Causes of Morbidity and Mortality in Severe Pediatric Trauma

Author Affiliations

From the Departments of Surgery (Drs Mayer, Johnson, and Matlak) and Neurosurgery (Dr Walker), Primary Children's Medical Center and the University of Utah College of Medicine, Salt Lake City. Dr Mayer is now with Louise Obici Memorial Hospital, Suffolk, Va.

JAMA. 1981;245(7):719-721. doi:10.1001/jama.1981.03310320041023

In a two-year period, we studied 160 patients with multiple trauma (injury to at least two body areas) and graded severity of neurologic injury according to the Glasgow Coma Scale. Injuries to other body areas were categorized by the Modified Injury Severity Scale. Neurologic injury was present in nearly 80% and constituted the most severe injury in 60%. Chest (40%) and extremity (30%) injuries were next most frequently encountered. Overall mortality was 13.8%, with 11.3% disability and 74.3% of patients achieving good recovery. There was some degree of neurologic injury in all patients who died or were disabled.
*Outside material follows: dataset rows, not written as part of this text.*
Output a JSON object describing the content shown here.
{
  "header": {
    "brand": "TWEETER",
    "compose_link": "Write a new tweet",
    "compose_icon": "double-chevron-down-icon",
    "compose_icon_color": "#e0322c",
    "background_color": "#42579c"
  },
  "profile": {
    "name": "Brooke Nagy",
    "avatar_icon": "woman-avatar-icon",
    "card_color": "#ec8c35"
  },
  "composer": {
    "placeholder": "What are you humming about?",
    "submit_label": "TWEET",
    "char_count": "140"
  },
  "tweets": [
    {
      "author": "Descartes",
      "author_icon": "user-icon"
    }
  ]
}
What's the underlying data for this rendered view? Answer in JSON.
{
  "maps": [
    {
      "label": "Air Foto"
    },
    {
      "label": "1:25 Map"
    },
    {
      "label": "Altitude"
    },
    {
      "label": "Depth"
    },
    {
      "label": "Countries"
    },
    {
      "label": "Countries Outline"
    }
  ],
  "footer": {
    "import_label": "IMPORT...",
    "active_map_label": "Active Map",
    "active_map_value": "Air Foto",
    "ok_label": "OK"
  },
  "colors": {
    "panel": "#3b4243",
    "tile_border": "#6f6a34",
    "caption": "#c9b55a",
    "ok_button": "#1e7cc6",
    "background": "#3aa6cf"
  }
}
Among all patients with head injuries (126), mortality was 16%, vs 6% in those without head injury (34). Other deaths were caused by chest (9%) or abdominal (14.5%) injuries.

(JAMA 1981;245:719-721)